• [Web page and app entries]
☆ ☆ ☆

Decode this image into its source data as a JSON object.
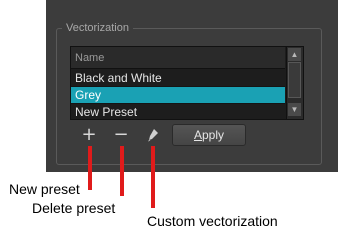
{
  "vectorization": {
    "title": "Vectorization",
    "list": {
      "header": "Name",
      "items": [
        {
          "label": "Black and White",
          "selected": false
        },
        {
          "label": "Grey",
          "selected": true
        },
        {
          "label": "New Preset",
          "selected": false
        }
      ]
    },
    "toolbar": {
      "new_icon": "+",
      "delete_icon": "−",
      "custom_icon": "pencil-icon"
    },
    "apply": {
      "first": "A",
      "rest": "pply"
    }
  },
  "callouts": {
    "new_preset": "New preset",
    "delete_preset": "Delete preset",
    "custom_vectorization": "Custom vectorization"
  },
  "colors": {
    "panel": "#3c3c3c",
    "selection": "#1aa1b4",
    "pointer": "#e01b1b"
  }
}
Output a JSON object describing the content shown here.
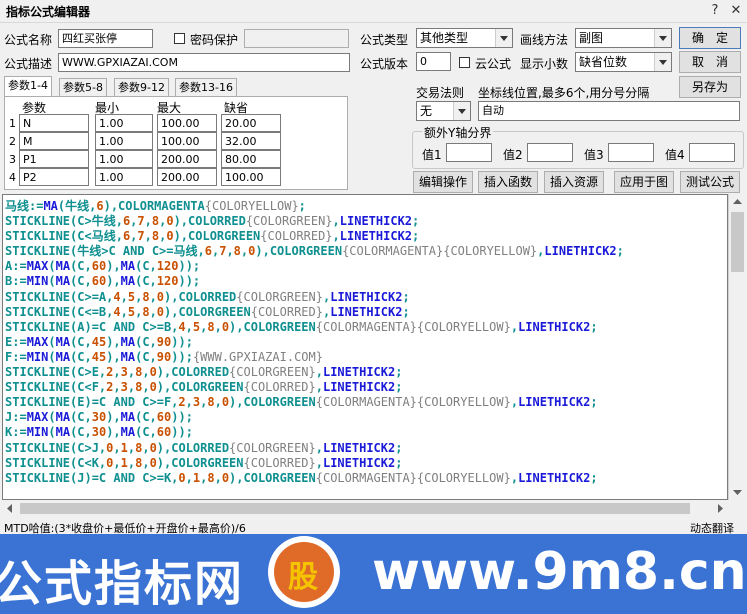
{
  "window": {
    "title": "指标公式编辑器",
    "help_glyph": "?",
    "close_glyph": "✕"
  },
  "formula": {
    "name_label": "公式名称",
    "name_value": "四红买张停",
    "password_label": "密码保护",
    "desc_label": "公式描述",
    "desc_value": "WWW.GPXIAZAI.COM",
    "type_label": "公式类型",
    "type_value": "其他类型",
    "draw_label": "画线方法",
    "draw_value": "副图",
    "version_label": "公式版本",
    "version_value": "0",
    "cloud_label": "云公式",
    "decimals_label": "显示小数",
    "decimals_value": "缺省位数"
  },
  "buttons": {
    "ok": "确　定",
    "cancel": "取　消",
    "save_as": "另存为",
    "edit": "编辑操作",
    "insert_func": "插入函数",
    "insert_res": "插入资源",
    "apply": "应用于图",
    "test": "测试公式"
  },
  "tabs": [
    "参数1-4",
    "参数5-8",
    "参数9-12",
    "参数13-16"
  ],
  "params": {
    "headers": [
      "参数",
      "最小",
      "最大",
      "缺省"
    ],
    "rows": [
      {
        "idx": "1",
        "name": "N",
        "min": "1.00",
        "max": "100.00",
        "def": "20.00"
      },
      {
        "idx": "2",
        "name": "M",
        "min": "1.00",
        "max": "100.00",
        "def": "32.00"
      },
      {
        "idx": "3",
        "name": "P1",
        "min": "1.00",
        "max": "200.00",
        "def": "80.00"
      },
      {
        "idx": "4",
        "name": "P2",
        "min": "1.00",
        "max": "200.00",
        "def": "100.00"
      }
    ]
  },
  "trade": {
    "label": "交易法则",
    "value": "无",
    "coord_label": "坐标线位置,最多6个,用分号分隔",
    "coord_value": "自动"
  },
  "yaxis": {
    "group_label": "额外Y轴分界",
    "v1": "值1",
    "v2": "值2",
    "v3": "值3",
    "v4": "值4"
  },
  "code_lines": [
    [
      {
        "t": "马线:=",
        "c": "g"
      },
      {
        "t": "MA",
        "c": "b"
      },
      {
        "t": "(牛线,",
        "c": "g"
      },
      {
        "t": "6",
        "c": "n"
      },
      {
        "t": "),",
        "c": "g"
      },
      {
        "t": "COLORMAGENTA",
        "c": "g"
      },
      {
        "t": "{COLORYELLOW}",
        "c": "x"
      },
      {
        "t": ";",
        "c": "g"
      }
    ],
    [
      {
        "t": "STICKLINE",
        "c": "g"
      },
      {
        "t": "(C>牛线,",
        "c": "g"
      },
      {
        "t": "6",
        "c": "n"
      },
      {
        "t": ",",
        "c": "g"
      },
      {
        "t": "7",
        "c": "n"
      },
      {
        "t": ",",
        "c": "g"
      },
      {
        "t": "8",
        "c": "n"
      },
      {
        "t": ",",
        "c": "g"
      },
      {
        "t": "0",
        "c": "n"
      },
      {
        "t": "),COLORRED",
        "c": "g"
      },
      {
        "t": "{COLORGREEN}",
        "c": "x"
      },
      {
        "t": ",",
        "c": "g"
      },
      {
        "t": "LINETHICK2",
        "c": "b"
      },
      {
        "t": ";",
        "c": "g"
      }
    ],
    [
      {
        "t": "STICKLINE",
        "c": "g"
      },
      {
        "t": "(C<马线,",
        "c": "g"
      },
      {
        "t": "6",
        "c": "n"
      },
      {
        "t": ",",
        "c": "g"
      },
      {
        "t": "7",
        "c": "n"
      },
      {
        "t": ",",
        "c": "g"
      },
      {
        "t": "8",
        "c": "n"
      },
      {
        "t": ",",
        "c": "g"
      },
      {
        "t": "0",
        "c": "n"
      },
      {
        "t": "),COLORGREEN",
        "c": "g"
      },
      {
        "t": "{COLORRED}",
        "c": "x"
      },
      {
        "t": ",",
        "c": "g"
      },
      {
        "t": "LINETHICK2",
        "c": "b"
      },
      {
        "t": ";",
        "c": "g"
      }
    ],
    [
      {
        "t": "STICKLINE",
        "c": "g"
      },
      {
        "t": "(牛线>C AND C>=马线,",
        "c": "g"
      },
      {
        "t": "6",
        "c": "n"
      },
      {
        "t": ",",
        "c": "g"
      },
      {
        "t": "7",
        "c": "n"
      },
      {
        "t": ",",
        "c": "g"
      },
      {
        "t": "8",
        "c": "n"
      },
      {
        "t": ",",
        "c": "g"
      },
      {
        "t": "0",
        "c": "n"
      },
      {
        "t": "),COLORGREEN",
        "c": "g"
      },
      {
        "t": "{COLORMAGENTA}{COLORYELLOW}",
        "c": "x"
      },
      {
        "t": ",",
        "c": "g"
      },
      {
        "t": "LINETHICK2",
        "c": "b"
      },
      {
        "t": ";",
        "c": "g"
      }
    ],
    [
      {
        "t": "A:=",
        "c": "g"
      },
      {
        "t": "MAX",
        "c": "b"
      },
      {
        "t": "(",
        "c": "g"
      },
      {
        "t": "MA",
        "c": "b"
      },
      {
        "t": "(C,",
        "c": "g"
      },
      {
        "t": "60",
        "c": "n"
      },
      {
        "t": "),",
        "c": "g"
      },
      {
        "t": "MA",
        "c": "b"
      },
      {
        "t": "(C,",
        "c": "g"
      },
      {
        "t": "120",
        "c": "n"
      },
      {
        "t": "));",
        "c": "g"
      }
    ],
    [
      {
        "t": "B:=",
        "c": "g"
      },
      {
        "t": "MIN",
        "c": "b"
      },
      {
        "t": "(",
        "c": "g"
      },
      {
        "t": "MA",
        "c": "b"
      },
      {
        "t": "(C,",
        "c": "g"
      },
      {
        "t": "60",
        "c": "n"
      },
      {
        "t": "),",
        "c": "g"
      },
      {
        "t": "MA",
        "c": "b"
      },
      {
        "t": "(C,",
        "c": "g"
      },
      {
        "t": "120",
        "c": "n"
      },
      {
        "t": "));",
        "c": "g"
      }
    ],
    [
      {
        "t": "STICKLINE",
        "c": "g"
      },
      {
        "t": "(C>=A,",
        "c": "g"
      },
      {
        "t": "4",
        "c": "n"
      },
      {
        "t": ",",
        "c": "g"
      },
      {
        "t": "5",
        "c": "n"
      },
      {
        "t": ",",
        "c": "g"
      },
      {
        "t": "8",
        "c": "n"
      },
      {
        "t": ",",
        "c": "g"
      },
      {
        "t": "0",
        "c": "n"
      },
      {
        "t": "),COLORRED",
        "c": "g"
      },
      {
        "t": "{COLORGREEN}",
        "c": "x"
      },
      {
        "t": ",",
        "c": "g"
      },
      {
        "t": "LINETHICK2",
        "c": "b"
      },
      {
        "t": ";",
        "c": "g"
      }
    ],
    [
      {
        "t": "STICKLINE",
        "c": "g"
      },
      {
        "t": "(C<=B,",
        "c": "g"
      },
      {
        "t": "4",
        "c": "n"
      },
      {
        "t": ",",
        "c": "g"
      },
      {
        "t": "5",
        "c": "n"
      },
      {
        "t": ",",
        "c": "g"
      },
      {
        "t": "8",
        "c": "n"
      },
      {
        "t": ",",
        "c": "g"
      },
      {
        "t": "0",
        "c": "n"
      },
      {
        "t": "),COLORGREEN",
        "c": "g"
      },
      {
        "t": "{COLORRED}",
        "c": "x"
      },
      {
        "t": ",",
        "c": "g"
      },
      {
        "t": "LINETHICK2",
        "c": "b"
      },
      {
        "t": ";",
        "c": "g"
      }
    ],
    [
      {
        "t": "STICKLINE",
        "c": "g"
      },
      {
        "t": "(A)=C AND C>=B,",
        "c": "g"
      },
      {
        "t": "4",
        "c": "n"
      },
      {
        "t": ",",
        "c": "g"
      },
      {
        "t": "5",
        "c": "n"
      },
      {
        "t": ",",
        "c": "g"
      },
      {
        "t": "8",
        "c": "n"
      },
      {
        "t": ",",
        "c": "g"
      },
      {
        "t": "0",
        "c": "n"
      },
      {
        "t": "),COLORGREEN",
        "c": "g"
      },
      {
        "t": "{COLORMAGENTA}{COLORYELLOW}",
        "c": "x"
      },
      {
        "t": ",",
        "c": "g"
      },
      {
        "t": "LINETHICK2",
        "c": "b"
      },
      {
        "t": ";",
        "c": "g"
      }
    ],
    [
      {
        "t": "E:=",
        "c": "g"
      },
      {
        "t": "MAX",
        "c": "b"
      },
      {
        "t": "(",
        "c": "g"
      },
      {
        "t": "MA",
        "c": "b"
      },
      {
        "t": "(C,",
        "c": "g"
      },
      {
        "t": "45",
        "c": "n"
      },
      {
        "t": "),",
        "c": "g"
      },
      {
        "t": "MA",
        "c": "b"
      },
      {
        "t": "(C,",
        "c": "g"
      },
      {
        "t": "90",
        "c": "n"
      },
      {
        "t": "));",
        "c": "g"
      }
    ],
    [
      {
        "t": "F:=",
        "c": "g"
      },
      {
        "t": "MIN",
        "c": "b"
      },
      {
        "t": "(",
        "c": "g"
      },
      {
        "t": "MA",
        "c": "b"
      },
      {
        "t": "(C,",
        "c": "g"
      },
      {
        "t": "45",
        "c": "n"
      },
      {
        "t": "),",
        "c": "g"
      },
      {
        "t": "MA",
        "c": "b"
      },
      {
        "t": "(C,",
        "c": "g"
      },
      {
        "t": "90",
        "c": "n"
      },
      {
        "t": "));",
        "c": "g"
      },
      {
        "t": "{WWW.GPXIAZAI.COM}",
        "c": "x"
      }
    ],
    [
      {
        "t": "STICKLINE",
        "c": "g"
      },
      {
        "t": "(C>E,",
        "c": "g"
      },
      {
        "t": "2",
        "c": "n"
      },
      {
        "t": ",",
        "c": "g"
      },
      {
        "t": "3",
        "c": "n"
      },
      {
        "t": ",",
        "c": "g"
      },
      {
        "t": "8",
        "c": "n"
      },
      {
        "t": ",",
        "c": "g"
      },
      {
        "t": "0",
        "c": "n"
      },
      {
        "t": "),COLORRED",
        "c": "g"
      },
      {
        "t": "{COLORGREEN}",
        "c": "x"
      },
      {
        "t": ",",
        "c": "g"
      },
      {
        "t": "LINETHICK2",
        "c": "b"
      },
      {
        "t": ";",
        "c": "g"
      }
    ],
    [
      {
        "t": "STICKLINE",
        "c": "g"
      },
      {
        "t": "(C<F,",
        "c": "g"
      },
      {
        "t": "2",
        "c": "n"
      },
      {
        "t": ",",
        "c": "g"
      },
      {
        "t": "3",
        "c": "n"
      },
      {
        "t": ",",
        "c": "g"
      },
      {
        "t": "8",
        "c": "n"
      },
      {
        "t": ",",
        "c": "g"
      },
      {
        "t": "0",
        "c": "n"
      },
      {
        "t": "),COLORGREEN",
        "c": "g"
      },
      {
        "t": "{COLORRED}",
        "c": "x"
      },
      {
        "t": ",",
        "c": "g"
      },
      {
        "t": "LINETHICK2",
        "c": "b"
      },
      {
        "t": ";",
        "c": "g"
      }
    ],
    [
      {
        "t": "STICKLINE",
        "c": "g"
      },
      {
        "t": "(E)=C AND C>=F,",
        "c": "g"
      },
      {
        "t": "2",
        "c": "n"
      },
      {
        "t": ",",
        "c": "g"
      },
      {
        "t": "3",
        "c": "n"
      },
      {
        "t": ",",
        "c": "g"
      },
      {
        "t": "8",
        "c": "n"
      },
      {
        "t": ",",
        "c": "g"
      },
      {
        "t": "0",
        "c": "n"
      },
      {
        "t": "),COLORGREEN",
        "c": "g"
      },
      {
        "t": "{COLORMAGENTA}{COLORYELLOW}",
        "c": "x"
      },
      {
        "t": ",",
        "c": "g"
      },
      {
        "t": "LINETHICK2",
        "c": "b"
      },
      {
        "t": ";",
        "c": "g"
      }
    ],
    [
      {
        "t": "J:=",
        "c": "g"
      },
      {
        "t": "MAX",
        "c": "b"
      },
      {
        "t": "(",
        "c": "g"
      },
      {
        "t": "MA",
        "c": "b"
      },
      {
        "t": "(C,",
        "c": "g"
      },
      {
        "t": "30",
        "c": "n"
      },
      {
        "t": "),",
        "c": "g"
      },
      {
        "t": "MA",
        "c": "b"
      },
      {
        "t": "(C,",
        "c": "g"
      },
      {
        "t": "60",
        "c": "n"
      },
      {
        "t": "));",
        "c": "g"
      }
    ],
    [
      {
        "t": "K:=",
        "c": "g"
      },
      {
        "t": "MIN",
        "c": "b"
      },
      {
        "t": "(",
        "c": "g"
      },
      {
        "t": "MA",
        "c": "b"
      },
      {
        "t": "(C,",
        "c": "g"
      },
      {
        "t": "30",
        "c": "n"
      },
      {
        "t": "),",
        "c": "g"
      },
      {
        "t": "MA",
        "c": "b"
      },
      {
        "t": "(C,",
        "c": "g"
      },
      {
        "t": "60",
        "c": "n"
      },
      {
        "t": "));",
        "c": "g"
      }
    ],
    [
      {
        "t": "STICKLINE",
        "c": "g"
      },
      {
        "t": "(C>J,",
        "c": "g"
      },
      {
        "t": "0",
        "c": "n"
      },
      {
        "t": ",",
        "c": "g"
      },
      {
        "t": "1",
        "c": "n"
      },
      {
        "t": ",",
        "c": "g"
      },
      {
        "t": "8",
        "c": "n"
      },
      {
        "t": ",",
        "c": "g"
      },
      {
        "t": "0",
        "c": "n"
      },
      {
        "t": "),COLORRED",
        "c": "g"
      },
      {
        "t": "{COLORGREEN}",
        "c": "x"
      },
      {
        "t": ",",
        "c": "g"
      },
      {
        "t": "LINETHICK2",
        "c": "b"
      },
      {
        "t": ";",
        "c": "g"
      }
    ],
    [
      {
        "t": "STICKLINE",
        "c": "g"
      },
      {
        "t": "(C<K,",
        "c": "g"
      },
      {
        "t": "0",
        "c": "n"
      },
      {
        "t": ",",
        "c": "g"
      },
      {
        "t": "1",
        "c": "n"
      },
      {
        "t": ",",
        "c": "g"
      },
      {
        "t": "8",
        "c": "n"
      },
      {
        "t": ",",
        "c": "g"
      },
      {
        "t": "0",
        "c": "n"
      },
      {
        "t": "),COLORGREEN",
        "c": "g"
      },
      {
        "t": "{COLORRED}",
        "c": "x"
      },
      {
        "t": ",",
        "c": "g"
      },
      {
        "t": "LINETHICK2",
        "c": "b"
      },
      {
        "t": ";",
        "c": "g"
      }
    ],
    [
      {
        "t": "STICKLINE",
        "c": "g"
      },
      {
        "t": "(J)=C AND C>=K,",
        "c": "g"
      },
      {
        "t": "0",
        "c": "n"
      },
      {
        "t": ",",
        "c": "g"
      },
      {
        "t": "1",
        "c": "n"
      },
      {
        "t": ",",
        "c": "g"
      },
      {
        "t": "8",
        "c": "n"
      },
      {
        "t": ",",
        "c": "g"
      },
      {
        "t": "0",
        "c": "n"
      },
      {
        "t": "),COLORGREEN",
        "c": "g"
      },
      {
        "t": "{COLORMAGENTA}{COLORYELLOW}",
        "c": "x"
      },
      {
        "t": ",",
        "c": "g"
      },
      {
        "t": "LINETHICK2",
        "c": "b"
      },
      {
        "t": ";",
        "c": "g"
      }
    ]
  ],
  "status": {
    "text": "MTD哈值:(3*收盘价+最低价+开盘价+最高价)/6",
    "right": "动态翻译"
  },
  "banner": {
    "left_text": "公式指标网",
    "right_text": "www.9m8.cn",
    "logo_char": "股",
    "logo_sub": "www.9m8.cn"
  },
  "colors": {
    "code_green": "#0f8f8f",
    "code_blue": "#1a1ad8",
    "code_num": "#c85000",
    "code_comment": "#808080",
    "banner": "#3a73d4"
  }
}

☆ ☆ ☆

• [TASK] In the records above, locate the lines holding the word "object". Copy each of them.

• [PROBLEM SOLUTION]
Decode this image into its source data as a JSON object.
Output a JSON object describing the content shown here.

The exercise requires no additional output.